___ Extracted records

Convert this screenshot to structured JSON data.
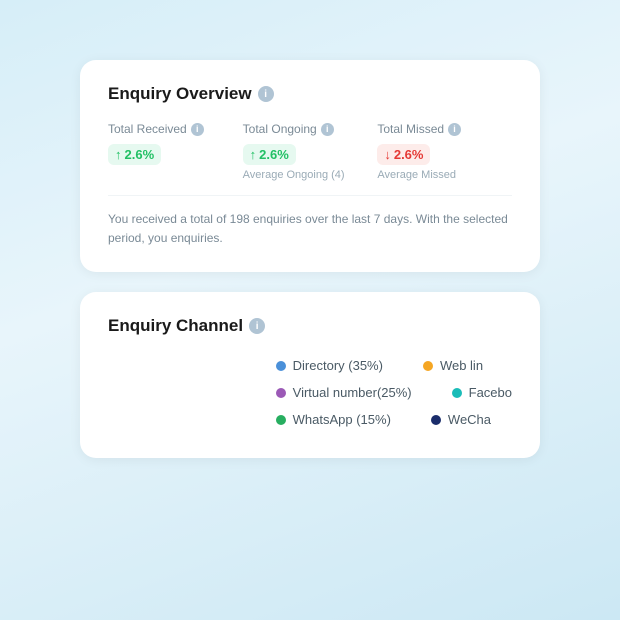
{
  "enquiryOverview": {
    "title": "Enquiry Overview",
    "infoIcon": "i",
    "stats": [
      {
        "label": "Total Received",
        "direction": "up",
        "value": "2.6%",
        "sub": ""
      },
      {
        "label": "Total Ongoing",
        "direction": "up",
        "value": "2.6%",
        "sub": "Average Ongoing (4)"
      },
      {
        "label": "Total Missed",
        "direction": "down",
        "value": "2.6%",
        "sub": "Average Missed"
      }
    ],
    "summary": "You received a total of 198 enquiries over the last 7 days. With the selected period, you enquiries."
  },
  "enquiryChannel": {
    "title": "Enquiry Channel",
    "infoIcon": "i",
    "legend": [
      [
        {
          "label": "Directory (35%)",
          "color": "#4a90d9"
        },
        {
          "label": "Web lin",
          "color": "#f5a623"
        }
      ],
      [
        {
          "label": "Virtual number(25%)",
          "color": "#9b59b6"
        },
        {
          "label": "Facebo",
          "color": "#1abcb8"
        }
      ],
      [
        {
          "label": "WhatsApp (15%)",
          "color": "#27ae60"
        },
        {
          "label": "WeCha",
          "color": "#1a2d6b"
        }
      ]
    ]
  }
}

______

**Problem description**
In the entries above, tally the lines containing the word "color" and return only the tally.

**Task response**
6